SugarCRM SupportHelp ArticlesTroubleshootingTroubleshooting Latency Using Traceroute

Troubleshooting Latency Using Traceroute

Overview

Traceroute is a commonly used network tool that helps identify bottlenecks in speed and connectivity when experiencing issues connecting to a website or server from a computer. Traceroute tracks the route packets taken from an IP network on their way to a given host. It utilizes the IP protocol's time to live (TTL) field and attempts to elicit an ICMP TIME_EXCEEDED response from each gateway along the path to the host. This article covers using traceroute to test latency issues when connecting to your Sugar® instance.

Steps to Complete

Occasionally, you may experience performance issues in Sugar and will need to run a traceroute to identify if any network issues exist. We will go over how to run traceroute on your machine for Windows and for Mac.

Windows

  1. Click the Start menu and type "cmd" in the search field.
    Note: Right click on "cmd" and select "Run as administrator".
    Windows_startmenu_cmd2
  2. Enter tracert example.sugarondemand.com > c:\tracert.txt with "example.sugarondemand.com" replaced with your Sugar instance's URL and "c:\" replaced with a writable location on your local computer
  3. The traceroute may take a few minutes to complete. Enter exit to close the command window.

A file named tracert.txt with the traceroute information will be created and saved in your C: drive or other location that you specified.

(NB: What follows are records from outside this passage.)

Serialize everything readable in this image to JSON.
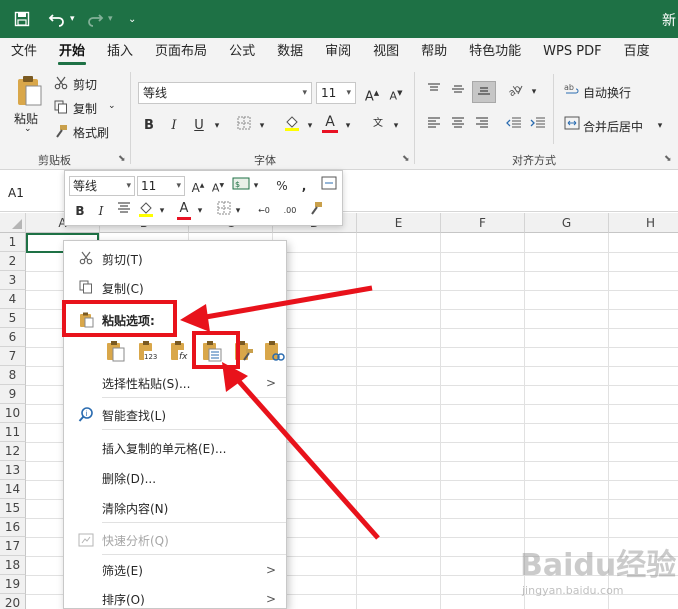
{
  "titlebar": {
    "title_fragment": "新"
  },
  "tabs": [
    "文件",
    "开始",
    "插入",
    "页面布局",
    "公式",
    "数据",
    "审阅",
    "视图",
    "帮助",
    "特色功能",
    "WPS PDF",
    "百度"
  ],
  "ribbon": {
    "clipboard": {
      "paste": "粘贴",
      "cut": "剪切",
      "copy": "复制",
      "format_painter": "格式刷",
      "group_label": "剪贴板"
    },
    "font": {
      "font_name": "等线",
      "font_size": "11",
      "bold": "B",
      "italic": "I",
      "underline": "U",
      "group_label": "字体"
    },
    "alignment": {
      "wrap_text": "自动换行",
      "merge_center": "合并后居中",
      "group_label": "对齐方式"
    }
  },
  "formula_bar": {
    "name_box": "A1"
  },
  "sheet": {
    "columns": [
      "A",
      "B",
      "C",
      "D",
      "E",
      "F",
      "G",
      "H"
    ],
    "rows": [
      "1",
      "2",
      "3",
      "4",
      "5",
      "6",
      "7",
      "8",
      "9",
      "10",
      "11",
      "12",
      "13",
      "14",
      "15",
      "16",
      "17",
      "18",
      "19",
      "20"
    ]
  },
  "mini_toolbar": {
    "font_name": "等线",
    "font_size": "11",
    "percent": "%",
    "comma": ",",
    "bold": "B",
    "italic": "I",
    "dec_increase": "←0",
    "dec_decrease": ".00"
  },
  "context_menu": {
    "cut": "剪切(T)",
    "copy": "复制(C)",
    "paste_options": "粘贴选项:",
    "paste_special": "选择性粘贴(S)...",
    "smart_lookup": "智能查找(L)",
    "insert_copied": "插入复制的单元格(E)...",
    "delete": "删除(D)...",
    "clear_contents": "清除内容(N)",
    "quick_analysis": "快速分析(Q)",
    "filter": "筛选(E)",
    "sort": "排序(O)"
  },
  "watermark": {
    "text": "Baidu经验",
    "sub": "jingyan.baidu.com"
  },
  "colors": {
    "excel_green": "#1e7145",
    "annotation_red": "#e8121b"
  }
}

If you are working with Sugar support to troubleshoot a connection or performance issue, please provide this file to the support staff working your case.

Mac

  1. Navigate to Applications > Utilities and select "Terminal".
  2. Enter traceroute example.sugarondemand.com > ~/Desktop/tracert.txt with "example.sugarondemand.com" replaced with your Sugar instance's URL and "~/Desktop/" replaced with a writable location on your local computer.
  3. The traceroute may take a few minutes to complete. Enter exit to close the command window.

A file named tracert.txt with the traceroute information will be created and saved on your desktop or other location that you specified. If you are working with Sugar support to troubleshoot a connection or performance issue, please provide this file to the support staff working your case.

Understanding Traceroute Results

As mentioned in the section above, the results from the traceroute output will be displayed in a newly created tracert.txt file and look similar to the following: 
New tracertfile

This section will break down these results in order to further help troubleshoot any latency or performance issues you may be experiencing. 

The first line in the results represents your router, assuming you are behind a router. The following lines after that represent your internet service provider (ISP) and each router that is further along the path. You can easily discover who owns a specific IP address as well as where it is located geographically via ipinfo websites

Once you know who owns the IP address, you can navigate to websites such as Downdetector in order to verify if there have been any reported issues with the provider. This information can help you pinpoint the source of latency when troubleshooting a connection or performance issue.

Each line in the tracert.txt file will include the following elements:

  • Hop Number : Each time a packet moves between devices on its path between your server and the target address, this is referred to as a hop. The number of the hop is represented on the far left of the line.
    • Note: The traceroute will attempt to find its way to the target IP address with a maximum of 64 hops. Please keep in mind that multiple hops will be required to reach the destination.
    New hopdefinition
  • Domain Name (IP Address) : For each hop along the path, the domain name, if available, and the IP address will be displayed to the right of the hop number. This information describes the location of the router. If the domain name is not available, then only the IP address of the router will be displayed.
    New domaindefinition
  • RTT1, RTT2, RTT3 : This is the amount of time it takes, in milliseconds, for a packet to get to the hop and back to your computer. This is often referred to as latency, and is the same number you see when using ping. Traceroute sends three packets to each hop and displays each elapsed time so you can measure how consistent or inconsistent the latency is at that time. If you see a "*" in some columns, it means that you did not receive a response, which could indicate packet loss.
    New rttdefinition

Last modified: 2019-10-21 22:34:18